◆ **What you will do**
In the entries below, how many lines hold the word "time"? Answer with the number only.
___ Available data ___
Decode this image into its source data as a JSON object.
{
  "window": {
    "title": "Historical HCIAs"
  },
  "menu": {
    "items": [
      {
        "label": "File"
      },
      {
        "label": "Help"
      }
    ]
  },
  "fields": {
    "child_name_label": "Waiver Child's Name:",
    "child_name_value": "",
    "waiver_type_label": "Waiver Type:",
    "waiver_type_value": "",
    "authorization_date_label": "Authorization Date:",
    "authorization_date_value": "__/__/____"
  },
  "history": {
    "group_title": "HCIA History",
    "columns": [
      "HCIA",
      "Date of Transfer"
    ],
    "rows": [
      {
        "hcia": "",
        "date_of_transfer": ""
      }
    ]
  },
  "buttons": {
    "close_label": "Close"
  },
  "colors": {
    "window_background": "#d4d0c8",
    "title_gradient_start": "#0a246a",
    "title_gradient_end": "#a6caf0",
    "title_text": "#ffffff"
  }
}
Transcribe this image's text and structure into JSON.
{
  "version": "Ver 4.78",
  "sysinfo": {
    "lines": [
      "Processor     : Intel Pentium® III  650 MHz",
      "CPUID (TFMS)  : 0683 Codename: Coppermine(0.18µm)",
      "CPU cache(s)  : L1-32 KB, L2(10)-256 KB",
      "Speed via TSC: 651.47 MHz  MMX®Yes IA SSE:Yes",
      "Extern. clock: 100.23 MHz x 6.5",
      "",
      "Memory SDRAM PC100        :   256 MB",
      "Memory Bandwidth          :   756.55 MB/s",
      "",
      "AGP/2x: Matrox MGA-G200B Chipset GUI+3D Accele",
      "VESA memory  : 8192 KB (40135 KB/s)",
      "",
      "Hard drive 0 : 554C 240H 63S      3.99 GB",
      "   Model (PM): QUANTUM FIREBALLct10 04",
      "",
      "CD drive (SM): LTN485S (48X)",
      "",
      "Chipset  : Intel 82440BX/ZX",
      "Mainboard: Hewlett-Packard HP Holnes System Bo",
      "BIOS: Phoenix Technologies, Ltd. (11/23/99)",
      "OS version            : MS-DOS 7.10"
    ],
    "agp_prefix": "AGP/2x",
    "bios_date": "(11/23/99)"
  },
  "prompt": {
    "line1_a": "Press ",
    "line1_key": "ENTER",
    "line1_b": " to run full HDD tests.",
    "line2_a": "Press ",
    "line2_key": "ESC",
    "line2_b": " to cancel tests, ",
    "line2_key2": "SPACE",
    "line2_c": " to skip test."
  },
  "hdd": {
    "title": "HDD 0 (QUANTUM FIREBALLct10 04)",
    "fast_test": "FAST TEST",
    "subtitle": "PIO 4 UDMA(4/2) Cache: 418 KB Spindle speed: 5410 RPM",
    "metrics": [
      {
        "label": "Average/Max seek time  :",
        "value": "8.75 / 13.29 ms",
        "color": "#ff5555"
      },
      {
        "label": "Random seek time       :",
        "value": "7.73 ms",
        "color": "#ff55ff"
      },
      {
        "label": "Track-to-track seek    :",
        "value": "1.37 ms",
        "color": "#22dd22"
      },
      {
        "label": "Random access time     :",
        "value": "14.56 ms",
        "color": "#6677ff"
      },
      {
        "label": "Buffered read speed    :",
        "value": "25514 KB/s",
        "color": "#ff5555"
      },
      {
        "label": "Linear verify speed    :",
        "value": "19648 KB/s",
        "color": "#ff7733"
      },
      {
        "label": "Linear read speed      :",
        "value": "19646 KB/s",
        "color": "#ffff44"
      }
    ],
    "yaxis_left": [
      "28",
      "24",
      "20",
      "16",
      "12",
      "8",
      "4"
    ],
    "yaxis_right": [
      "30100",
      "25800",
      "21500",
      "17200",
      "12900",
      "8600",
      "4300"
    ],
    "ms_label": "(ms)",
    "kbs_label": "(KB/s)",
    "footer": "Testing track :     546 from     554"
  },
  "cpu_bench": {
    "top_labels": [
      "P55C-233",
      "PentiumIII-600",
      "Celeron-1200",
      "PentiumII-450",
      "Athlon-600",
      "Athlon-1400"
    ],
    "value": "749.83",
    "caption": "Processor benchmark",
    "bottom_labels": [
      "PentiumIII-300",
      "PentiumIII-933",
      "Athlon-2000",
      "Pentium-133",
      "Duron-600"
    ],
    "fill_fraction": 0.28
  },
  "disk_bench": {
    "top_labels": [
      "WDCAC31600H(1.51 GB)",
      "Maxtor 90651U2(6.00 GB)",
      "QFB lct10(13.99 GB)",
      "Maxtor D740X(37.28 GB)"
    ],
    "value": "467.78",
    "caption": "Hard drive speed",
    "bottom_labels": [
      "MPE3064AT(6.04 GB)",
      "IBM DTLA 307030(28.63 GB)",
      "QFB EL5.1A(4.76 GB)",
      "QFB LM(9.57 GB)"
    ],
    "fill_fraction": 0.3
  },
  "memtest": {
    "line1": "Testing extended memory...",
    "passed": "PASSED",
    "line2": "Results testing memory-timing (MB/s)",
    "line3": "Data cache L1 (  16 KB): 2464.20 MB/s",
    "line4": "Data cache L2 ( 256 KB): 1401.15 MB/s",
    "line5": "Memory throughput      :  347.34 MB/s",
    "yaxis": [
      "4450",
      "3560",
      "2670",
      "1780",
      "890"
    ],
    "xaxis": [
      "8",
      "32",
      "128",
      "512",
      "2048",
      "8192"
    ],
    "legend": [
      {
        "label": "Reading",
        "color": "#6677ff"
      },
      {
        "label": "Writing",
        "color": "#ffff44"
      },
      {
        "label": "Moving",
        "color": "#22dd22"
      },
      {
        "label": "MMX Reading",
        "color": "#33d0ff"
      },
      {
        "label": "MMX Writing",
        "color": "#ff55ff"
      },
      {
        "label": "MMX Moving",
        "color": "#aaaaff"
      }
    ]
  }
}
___
◆ **Result**
3